The study involved an estrogen-blocking pill called tamoxifen, a standard therapy for the roughly two-thirds of breast cancer patients whose tumors are sensitive to estrogen. Taking tamoxifen for five years after diagnosis reduces breast cancer mortality by about one-third.
In the new study, women with early tumors who took tamoxifen for 10 years cut their risk of dying from breast cancer by another 29%, compared to women who stopped after five years.
In absolute terms, 12% of women on tamoxifen for 10 years died of breast cancer within five to 14 years after diagnosis, compared to 15% of those who stopped at five years.
Overall, women who take tamoxifen for a decade cut their risk of dying from breast cancer nearly in half, compared with those who don't take it at all, says study co-author Richard Gray of the University of Oxford in the United Kingdom.
That's significant, given that tamoxifen is used by hundreds of thousands of women worldwide, says Gray, whose study was presented Wednesday at the annual San Antonio Breast Cancer Symposium. Oxford funded the study, which included more than 6,800 women from 36 countries, While tamoxifen delays tumor growth in some women, it appears to cure others, Gray says.
"This is a dream come true for women," says V. Craig Jordan, a researcher who led tamoxifen's development, but who wasn't involved in the new study. "It's very exciting."
Tamoxifen, which has been used for decades, is far cheaper than most new chemotherapies and biological drugs, which cost thousands of dollars a month. A generic version costs about $100 a month in the USA, according to Susan G. Komen for the Cure.
In the U.K., tamoxifen costs only $5 a month. In India, it's 2 cents a pill, says Jordan, scientific director at Georgetown's Lombardi Comprehensive Cancer Center.
Jordan says the new findings will quickly change care for some patients.
Younger women with more aggressive tumors may want to extend their tamoxifen use, says Jennifer Litton, an assistant professor at M.D. Anderson Cancer Center in Houston, who wasn't involved in the study.
Tamoxifen is the only hormonal option for women before menopause, Litton says.
Doctors may not want to change the care of older patients, however, she says. That's because postmenopausal women have the option of tamoxifen or another class of hormonal therapies, called aromatase inhibitors, or AIs. These drugs are slightly more effective than tamoxifen, although they don't work before menopause, Litton says.
Because the study didn't include AIs, doctors can't say how whether tamoxifen would benefit women who've taken them, Litton says. Other researchers are conducting trials comparing five versus 10 years of AIs, although these results won't be out for several years.

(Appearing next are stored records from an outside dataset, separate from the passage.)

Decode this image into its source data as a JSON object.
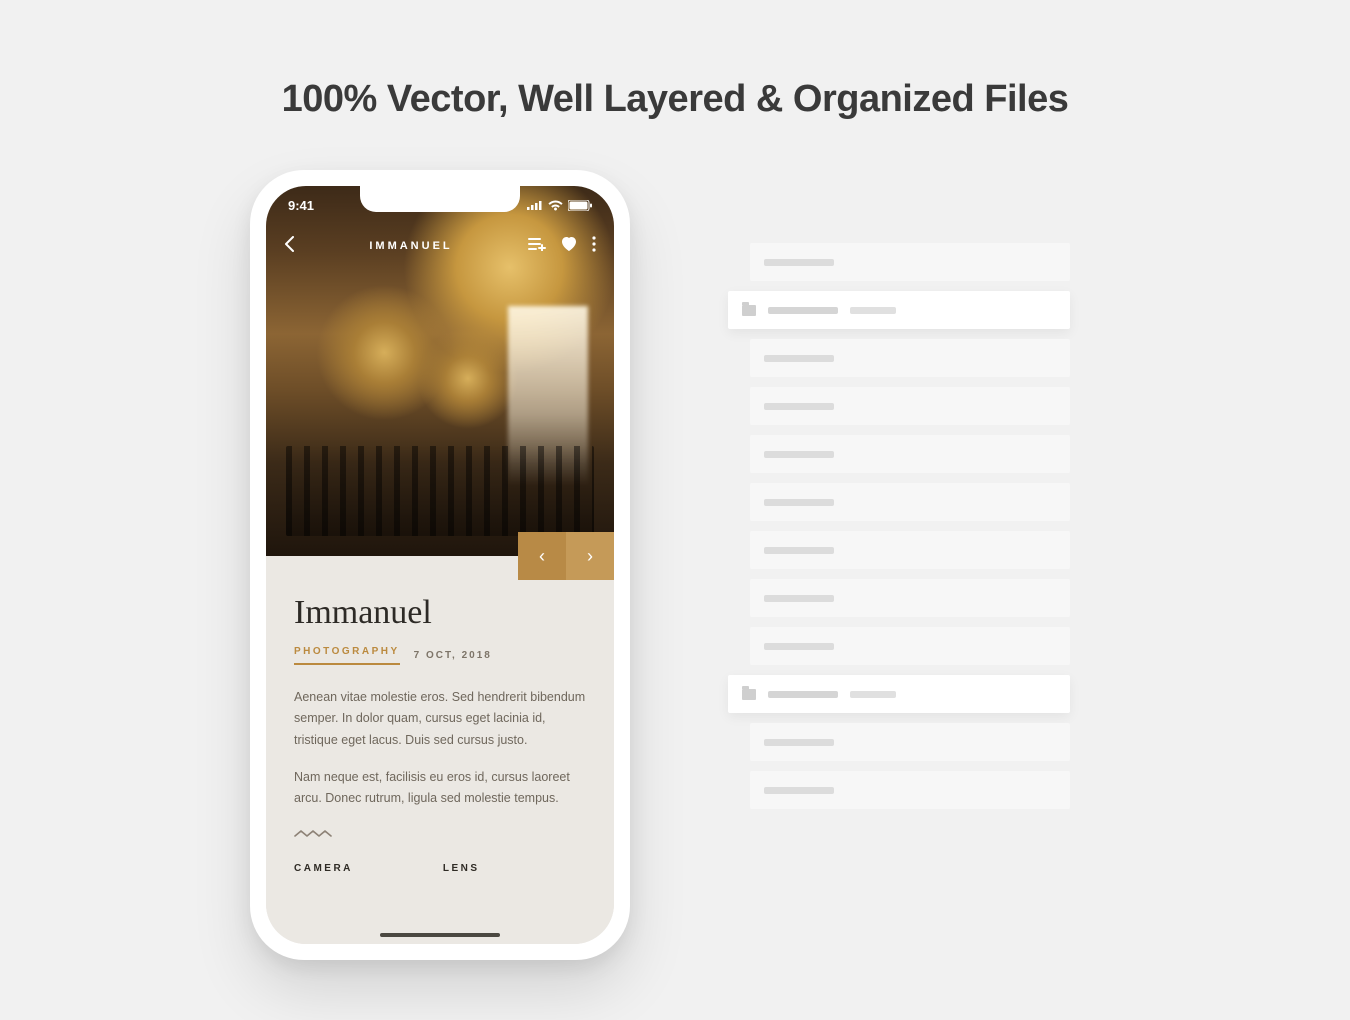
{
  "headline": "100% Vector, Well Layered & Organized Files",
  "status": {
    "time": "9:41"
  },
  "navbar": {
    "title": "IMMANUEL"
  },
  "pager": {
    "prev": "‹",
    "next": "›"
  },
  "article": {
    "title": "Immanuel",
    "category": "PHOTOGRAPHY",
    "date": "7 OCT, 2018",
    "p1": "Aenean vitae molestie eros. Sed hendrerit bibendum semper. In dolor quam, cursus eget lacinia id, tristique eget lacus. Duis sed cursus justo.",
    "p2": "Nam neque est, facilisis eu eros id, cursus laoreet arcu. Donec rutrum, ligula sed molestie tempus."
  },
  "specs": {
    "camera": "CAMERA",
    "lens": "LENS"
  }
}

Gray noted that tamoxifen has risks. In his study, doubling the length of treament also doubled the risk of endometrial cancer, which affects the uterine lining, to about 3%. However, because this cancer is very treatable, death rates were low: 0.4% of those on tamoxifen for 10 years died of endometrial cancer, compared to 0.2% of those taking it for five years.

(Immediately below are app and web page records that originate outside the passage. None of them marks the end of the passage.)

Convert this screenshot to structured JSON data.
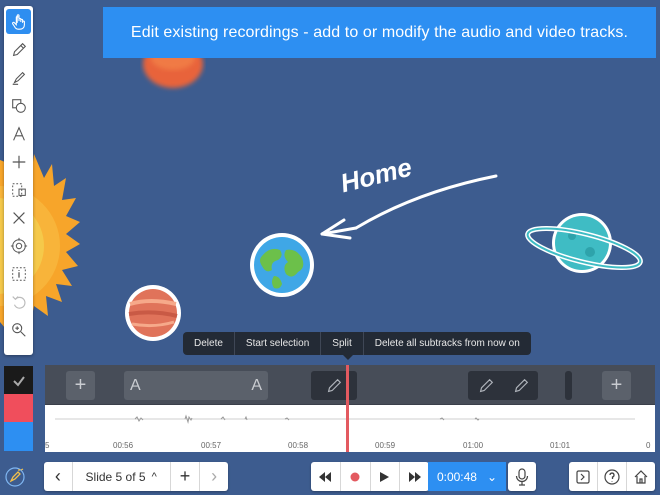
{
  "banner": {
    "text": "Edit existing recordings - add to or modify the audio and video tracks."
  },
  "canvas": {
    "annotation": "Home"
  },
  "toolbar": {
    "tools": [
      {
        "icon": "hand-pointer-icon",
        "active": true
      },
      {
        "icon": "pencil-icon"
      },
      {
        "icon": "highlighter-icon"
      },
      {
        "icon": "shapes-icon"
      },
      {
        "icon": "text-icon"
      },
      {
        "icon": "add-icon"
      },
      {
        "icon": "selection-icon"
      },
      {
        "icon": "delete-x-icon"
      },
      {
        "icon": "laser-pointer-icon"
      },
      {
        "icon": "info-box-icon"
      },
      {
        "icon": "undo-icon"
      },
      {
        "icon": "zoom-icon"
      }
    ]
  },
  "colors": {
    "black": "#1a1a1a",
    "red": "#f04e5c",
    "blue": "#2d8ff2",
    "accent": "#2d8ff2"
  },
  "context_menu": {
    "delete": "Delete",
    "start_selection": "Start selection",
    "split": "Split",
    "delete_all": "Delete all subtracks from now on"
  },
  "timeline": {
    "text_tool_left": "A",
    "text_tool_right": "A",
    "ticks": [
      "5",
      "00:56",
      "00:57",
      "00:58",
      "00:59",
      "01:00",
      "01:01",
      "0"
    ]
  },
  "bottom": {
    "prev": "‹",
    "slide_label": "Slide 5 of 5",
    "caret_up": "^",
    "add": "+",
    "next": "›",
    "time": "0:00:48",
    "caret_down": "⌄"
  }
}
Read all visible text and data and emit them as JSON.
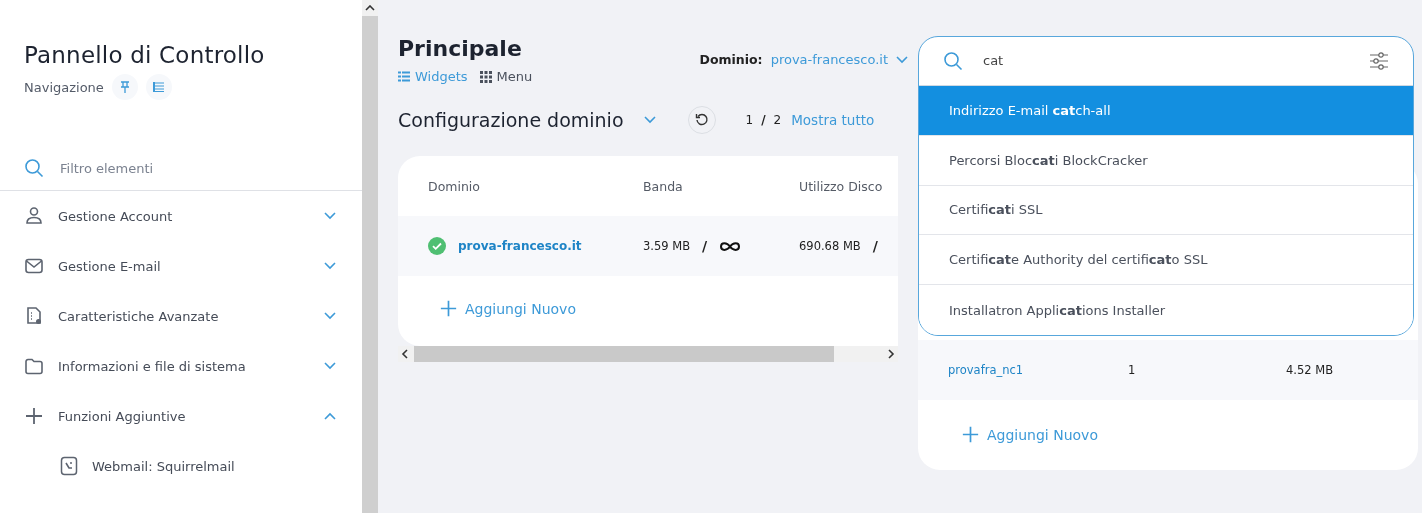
{
  "sidebar": {
    "title": "Pannello di Controllo",
    "subtitle": "Navigazione",
    "search": {
      "placeholder": "Filtro elementi"
    },
    "items": [
      {
        "label": "Gestione Account",
        "expanded": false
      },
      {
        "label": "Gestione E-mail",
        "expanded": false
      },
      {
        "label": "Caratteristiche Avanzate",
        "expanded": false
      },
      {
        "label": "Informazioni e file di sistema",
        "expanded": false
      },
      {
        "label": "Funzioni Aggiuntive",
        "expanded": true,
        "children": [
          {
            "label": "Webmail: Squirrelmail"
          }
        ]
      }
    ]
  },
  "main": {
    "title": "Principale",
    "views": [
      {
        "label": "Widgets",
        "selected": true
      },
      {
        "label": "Menu",
        "selected": false
      }
    ],
    "domain": {
      "label": "Dominio:",
      "value": "prova-francesco.it"
    },
    "section": {
      "title": "Configurazione dominio",
      "page": "1",
      "separator": "/",
      "total": "2",
      "show_all": "Mostra tutto"
    },
    "table": {
      "columns": [
        "Dominio",
        "Banda",
        "Utilizzo Disco"
      ],
      "rows": [
        {
          "domain": "prova-francesco.it",
          "active": true,
          "bandwidth": "3.59 MB",
          "bandwidth_separator": "/",
          "disk": "690.68 MB",
          "disk_separator": "/"
        }
      ],
      "add_new": "Aggiungi Nuovo"
    }
  },
  "search": {
    "value": "cat",
    "results": [
      {
        "label": "Indirizzo E-mail **cat**ch-all",
        "selected": true
      },
      {
        "label": "Percorsi Bloc**cat**i BlockCracker",
        "selected": false
      },
      {
        "label": "Certifi**cat**i SSL",
        "selected": false
      },
      {
        "label": "Certifi**cat**e Authority del certifi**cat**o SSL",
        "selected": false
      },
      {
        "label": "Installatron Appli**cat**ions Installer",
        "selected": false
      }
    ]
  },
  "side_table": {
    "rows": [
      {
        "column_1": "provafra_nc1",
        "column_2": "1",
        "column_3": "4.52 MB"
      }
    ],
    "add_new": "Aggiungi Nuovo"
  }
}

Doctors saw no increase in strokes, which has long been a concern with tamoxifen, Gray says.
Breast cancer survivors have mixed reactions to the results.
Some women will be glad to have another treament option, says breast cancer survivor Lillie Shockney, 59, administrative director of the Johns Hopkins Cancer Survivorhip Program in Baltimore.

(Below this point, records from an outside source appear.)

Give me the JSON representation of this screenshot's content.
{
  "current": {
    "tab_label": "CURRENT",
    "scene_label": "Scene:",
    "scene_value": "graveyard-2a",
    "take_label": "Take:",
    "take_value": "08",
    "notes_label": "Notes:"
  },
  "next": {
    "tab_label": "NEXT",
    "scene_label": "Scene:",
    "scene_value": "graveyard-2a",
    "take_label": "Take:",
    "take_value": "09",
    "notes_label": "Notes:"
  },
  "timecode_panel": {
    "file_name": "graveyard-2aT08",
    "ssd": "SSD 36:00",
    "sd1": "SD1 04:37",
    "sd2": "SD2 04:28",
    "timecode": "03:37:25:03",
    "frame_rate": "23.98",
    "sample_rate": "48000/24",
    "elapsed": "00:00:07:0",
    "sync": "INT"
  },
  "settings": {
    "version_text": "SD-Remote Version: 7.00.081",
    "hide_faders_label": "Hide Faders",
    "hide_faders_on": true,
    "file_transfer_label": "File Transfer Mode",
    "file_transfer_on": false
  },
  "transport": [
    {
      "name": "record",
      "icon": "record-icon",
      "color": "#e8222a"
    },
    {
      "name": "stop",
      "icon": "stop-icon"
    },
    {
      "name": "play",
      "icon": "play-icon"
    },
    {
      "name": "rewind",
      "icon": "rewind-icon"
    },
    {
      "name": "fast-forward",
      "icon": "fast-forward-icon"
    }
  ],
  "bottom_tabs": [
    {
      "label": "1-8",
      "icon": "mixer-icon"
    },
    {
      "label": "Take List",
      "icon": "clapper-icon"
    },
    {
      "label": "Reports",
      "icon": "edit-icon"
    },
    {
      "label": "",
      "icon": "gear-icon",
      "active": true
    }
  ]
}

"Patients get very nervous when they stop any hormonal therapy, because they feel like now they aren't doing anything," says Shockney, 59. "The opportunity to 'do something' might be appealing, despite the side effects."
Shockney says she'd like to see research on other ways to prevent recurrences, such as weight loss. "If someone lost 40 pounds, would that do as much as another five years on tamoxifen?" Shockney asks.
Some patients may be reluctant to prolong their use of a drug that causes so many side effects, says Boston breast cancer survivor Alicia Staley.
Studies show that only 80% of women take tamoxifen for five years, Litton says. Some switch to an AI, although these drugs can also cause problems, such as joint pain and osteoporosis.
Staley say she tamoxifen gave her "many, many side effects," including severe hot flashes. "Dry eyes, joint pain, weight gain - you name it, I had it," she says.
After 2½ years, Staley and her doctor stopped the drug "to regain a measure of quality of life."
For Shockney, tamoxifen took a heavy toll on her marriage, causing dryness that made sex unbearably painful.
Patients and their partners need to have honest talks with doctors about how extended treatment will affect their relationship, she says.
"If we are going to look at giving women tamoxifen for 10 years, by golly, we better get the partners involved," Shockney says.
Yet Shockney says her husband of nearly 35 years would have wanted her to do everything possible to survive.
"If someone said to my husband, 'I know this has been a rough road for you, and a big impact on your sex life, but if she stays on it another five years. it could affect her survival,' he would have said, 'Please, please, take the pill.' "